There are few concepts in the history of economics that have been misunderstood, and misused, more often than the “invisible hand.” For this, we can mostly thank the person who coined this phrase: the 18th-century Scottish e conomist Adam Smith, in his influential books The Theory of Moral Sentiments and (much more importantly) The Wealth of Nations.
By the time he wrote The Wealth of Nations, published in 1776, Smith had vastly generalized his conception of the “invisible hand”:
People who pursue their own selfish ends in the market (charging top prices for their goods, for example, or paying as little as possible to their workers) actually and unknowingly contribute to a larger economic pattern in which everybody benefits, poor as well as rich.“
You can probably see where we’re going with this. Taken naively, at face value, the “invisible hand” is an all-purpose argument against the regulation of free markets.

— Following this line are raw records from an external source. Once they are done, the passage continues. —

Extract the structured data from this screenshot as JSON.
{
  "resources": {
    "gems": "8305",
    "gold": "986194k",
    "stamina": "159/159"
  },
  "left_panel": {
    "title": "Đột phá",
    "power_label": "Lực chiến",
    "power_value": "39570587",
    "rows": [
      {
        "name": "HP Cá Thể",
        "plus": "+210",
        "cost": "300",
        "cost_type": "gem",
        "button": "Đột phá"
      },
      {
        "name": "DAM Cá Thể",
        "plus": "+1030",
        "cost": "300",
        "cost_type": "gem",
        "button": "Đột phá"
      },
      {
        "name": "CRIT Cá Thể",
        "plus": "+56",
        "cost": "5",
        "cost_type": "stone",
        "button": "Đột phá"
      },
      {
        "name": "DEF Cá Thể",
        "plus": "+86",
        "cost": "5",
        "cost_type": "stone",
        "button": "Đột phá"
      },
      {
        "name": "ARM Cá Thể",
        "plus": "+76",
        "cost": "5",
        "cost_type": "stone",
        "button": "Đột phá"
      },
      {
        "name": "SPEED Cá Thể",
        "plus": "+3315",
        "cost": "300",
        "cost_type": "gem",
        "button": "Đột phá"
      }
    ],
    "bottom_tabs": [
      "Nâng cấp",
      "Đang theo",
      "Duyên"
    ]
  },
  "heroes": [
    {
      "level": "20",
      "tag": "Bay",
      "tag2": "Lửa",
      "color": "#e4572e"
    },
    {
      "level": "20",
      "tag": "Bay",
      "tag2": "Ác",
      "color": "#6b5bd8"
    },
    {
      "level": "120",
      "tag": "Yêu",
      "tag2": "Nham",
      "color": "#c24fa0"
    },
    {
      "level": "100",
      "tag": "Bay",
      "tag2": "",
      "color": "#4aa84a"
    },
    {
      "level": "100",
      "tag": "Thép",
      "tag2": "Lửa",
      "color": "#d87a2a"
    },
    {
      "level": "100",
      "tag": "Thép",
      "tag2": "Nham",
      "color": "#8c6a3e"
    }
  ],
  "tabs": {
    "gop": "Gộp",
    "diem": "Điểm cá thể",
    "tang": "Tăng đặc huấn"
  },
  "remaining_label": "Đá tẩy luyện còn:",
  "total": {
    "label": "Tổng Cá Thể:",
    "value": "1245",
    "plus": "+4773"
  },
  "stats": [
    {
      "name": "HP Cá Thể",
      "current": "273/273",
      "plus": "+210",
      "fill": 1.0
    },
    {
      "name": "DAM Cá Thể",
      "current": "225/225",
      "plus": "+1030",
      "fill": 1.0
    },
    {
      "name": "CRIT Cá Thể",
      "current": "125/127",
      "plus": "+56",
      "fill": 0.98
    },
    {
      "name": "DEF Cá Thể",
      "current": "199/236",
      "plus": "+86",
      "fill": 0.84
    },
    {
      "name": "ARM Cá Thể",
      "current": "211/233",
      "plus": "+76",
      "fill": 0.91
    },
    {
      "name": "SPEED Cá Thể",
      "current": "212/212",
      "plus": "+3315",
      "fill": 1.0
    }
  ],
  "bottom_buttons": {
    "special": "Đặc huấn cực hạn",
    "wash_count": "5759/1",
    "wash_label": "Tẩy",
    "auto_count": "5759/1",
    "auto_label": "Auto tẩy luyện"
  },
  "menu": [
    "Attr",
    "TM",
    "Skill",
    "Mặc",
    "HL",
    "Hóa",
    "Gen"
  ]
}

Is a factory owner underpaying his employees, making them work long hours, and compelling them to live in substandard housing? The “invisible hand” will eventually redress this injustice, as the market corrects itself and the employer has no choice but to provide better wages and benefits, or go out of business.
And not only will the invisible hand come to the rescue, but it will do so much more rationally, fairly and efficiently than any “top-down” regulations imposed by government (say, a law mandating time-and-a-half pay for overtime work).

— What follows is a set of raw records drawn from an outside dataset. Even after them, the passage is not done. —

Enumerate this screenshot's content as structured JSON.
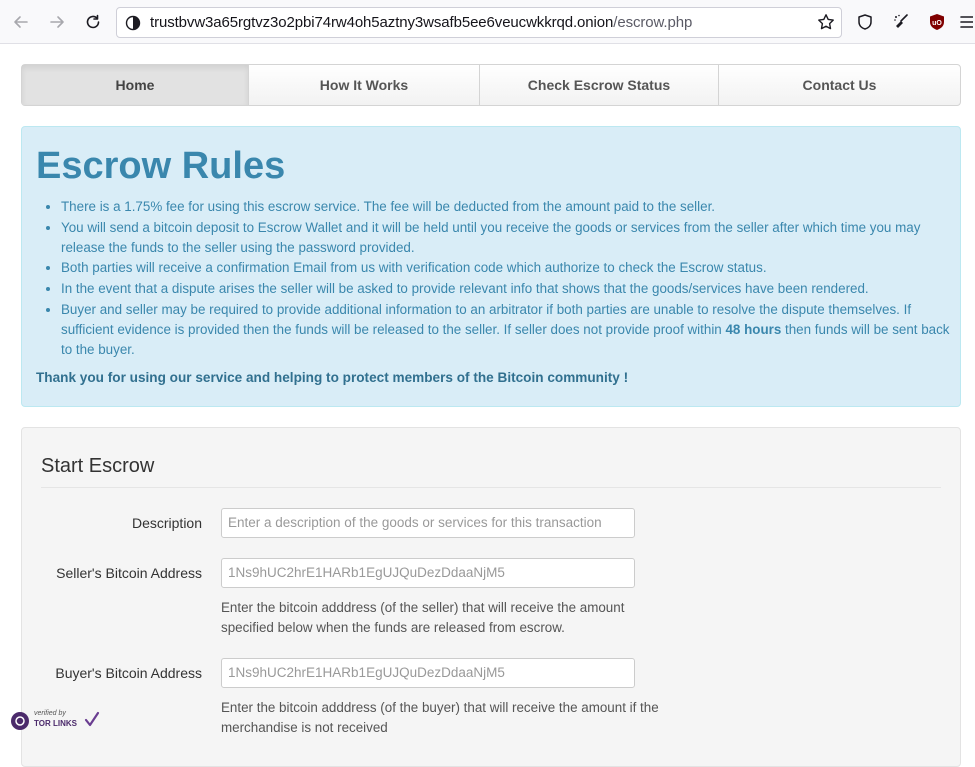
{
  "browser": {
    "url_domain": "trustbvw3a65rgtvz3o2pbi74rw4oh5aztny3wsafb5ee6veucwkkrqd.onion",
    "url_path": "/escrow.php",
    "icons": [
      "back-arrow-icon",
      "forward-arrow-icon",
      "reload-icon",
      "site-info-icon",
      "bookmark-star-icon",
      "shield-icon",
      "extension-broom-icon",
      "ublock-icon",
      "menu-icon"
    ]
  },
  "nav": {
    "items": [
      {
        "label": "Home",
        "active": true
      },
      {
        "label": "How It Works"
      },
      {
        "label": "Check Escrow Status"
      },
      {
        "label": "Contact Us"
      }
    ]
  },
  "rules": {
    "title": "Escrow Rules",
    "items": [
      "There is a 1.75% fee for using this escrow service. The fee will be deducted from the amount paid to the seller.",
      "You will send a bitcoin deposit to Escrow Wallet and it will be held until you receive the goods or services from the seller after which time you may release the funds to the seller using the password provided.",
      "Both parties will receive a confirmation Email from us with verification code which authorize to check the Escrow status.",
      "In the event that a dispute arises the seller will be asked to provide relevant info that shows that the goods/services have been rendered."
    ],
    "item5_pre": "Buyer and seller may be required to provide additional information to an arbitrator if both parties are unable to resolve the dispute themselves. If sufficient evidence is provided then the funds will be released to the seller. If seller does not provide proof within ",
    "item5_bold": "48 hours",
    "item5_post": " then funds will be sent back to the buyer.",
    "thanks": "Thank you for using our service and helping to protect members of the Bitcoin community !"
  },
  "form": {
    "title": "Start Escrow",
    "description_label": "Description",
    "description_placeholder": "Enter a description of the goods or services for this transaction",
    "seller_label": "Seller's Bitcoin Address",
    "seller_placeholder": "1Ns9hUC2hrE1HARb1EgUJQuDezDdaaNjM5",
    "seller_help": "Enter the bitcoin adddress (of the seller) that will receive the amount specified below when the funds are released from escrow.",
    "buyer_label": "Buyer's Bitcoin Address",
    "buyer_placeholder": "1Ns9hUC2hrE1HARb1EgUJQuDezDdaaNjM5",
    "buyer_help": "Enter the bitcoin adddress (of the buyer) that will receive the amount if the merchandise is not received"
  },
  "badge": {
    "line1": "verified by",
    "line2": "TOR LINKS"
  },
  "colors": {
    "alert_bg": "#d9edf7",
    "alert_text": "#3a87ad",
    "well_bg": "#f5f5f5",
    "ublock_red": "#800000"
  }
}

Does the “Invisible Hand” Really Work?
To answer this question, we have to look at the era in which Adam Smith came up with it.
At the time Adam Smith wrote The Wealth of Nations, England was on the brink of the greatest economic expansion in the history of the world, the “industrial revolution” that resulted in widespread wealth.
In the 18th and 19th centuries England had some natural advantages not enjoyed by other countries, which also contributed to its economic success. An island nation with a powerful navy, fueled by a Protestant work ethic, with a constitutional monarchy gradually yielding ground to a parliamentary democracy, England existed in a unique set of circumstances, none of which are easily accounted for by “invisible hand” economics. Taken uncharitably, then, Smith’s “invisible hand” often seems more like a rationalization for the successes (and failures) of capitalism than a genuine explanation.
The “Invisible Hand” in the Modern Era
Today, there is only one country in the world that has taken the concept of the “invisible hand” and run with it, and that’s the United States.
As Mitt Romney said during his 2012 campaign, “the invisible hand of the market always moves faster and better than the heavy hand of government,” and that is one of the basic tenets of the Republican party.
For the most extreme conservatives (and some libertarians), any form of regulation is unnatural, since any inequalities in the market can be counted on to sort themselves out, sooner or later. (England, meanwhile, even though it has separated from the European Union, still maintains fairly high levels of regulation.)
But does the “invisible hand” really work in a modern economy? For a telling example, you need look no further than the health-care system. There are many healthy young people in the U.S. who, acting out of sheer self-interest, choose not to purchase health insurance—thus saving themselves hundreds, and possibly thousands, of dollars per month. This results in a higher standard of living for them, but also higher premiums for comparably healthy people who choose to protect themselves with health insurance, and extremely high (and often unaffordable) premiums for elderly and unwell people for whom insurance is literally a matter of life and death.